* **TASK**
Give the listing again in full, exactly as it appears.

== Segment start ==

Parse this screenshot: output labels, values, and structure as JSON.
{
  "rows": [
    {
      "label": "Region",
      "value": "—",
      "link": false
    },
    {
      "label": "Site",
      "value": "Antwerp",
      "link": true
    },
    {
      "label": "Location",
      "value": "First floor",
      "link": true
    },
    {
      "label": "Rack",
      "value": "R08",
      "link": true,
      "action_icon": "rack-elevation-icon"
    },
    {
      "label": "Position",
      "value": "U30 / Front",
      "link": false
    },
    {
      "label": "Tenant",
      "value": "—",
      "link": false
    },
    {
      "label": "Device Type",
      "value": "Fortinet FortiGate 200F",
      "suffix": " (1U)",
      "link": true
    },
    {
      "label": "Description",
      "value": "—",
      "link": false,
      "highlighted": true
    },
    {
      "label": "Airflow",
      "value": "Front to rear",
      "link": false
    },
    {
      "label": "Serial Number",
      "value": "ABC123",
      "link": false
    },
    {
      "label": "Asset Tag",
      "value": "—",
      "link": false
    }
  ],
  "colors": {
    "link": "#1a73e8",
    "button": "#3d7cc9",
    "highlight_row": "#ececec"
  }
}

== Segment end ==

* **TASK SOLUTION**
Parse this screenshot: output labels, values, and structure as JSON.
{
  "rows": [
    {
      "label": "Region",
      "value": "—",
      "link": false
    },
    {
      "label": "Site",
      "value": "Antwerp",
      "link": true
    },
    {
      "label": "Location",
      "value": "First floor",
      "link": true
    },
    {
      "label": "Rack",
      "value": "R08",
      "link": true,
      "action_icon": "rack-elevation-icon"
    },
    {
      "label": "Position",
      "value": "U30 / Front",
      "link": false
    },
    {
      "label": "Tenant",
      "value": "—",
      "link": false
    },
    {
      "label": "Device Type",
      "value": "Fortinet FortiGate 200F",
      "suffix": " (1U)",
      "link": true
    },
    {
      "label": "Description",
      "value": "—",
      "link": false,
      "highlighted": true
    },
    {
      "label": "Airflow",
      "value": "Front to rear",
      "link": false
    },
    {
      "label": "Serial Number",
      "value": "ABC123",
      "link": false
    },
    {
      "label": "Asset Tag",
      "value": "—",
      "link": false
    }
  ],
  "colors": {
    "link": "#1a73e8",
    "button": "#3d7cc9",
    "highlight_row": "#ececec"
  }
}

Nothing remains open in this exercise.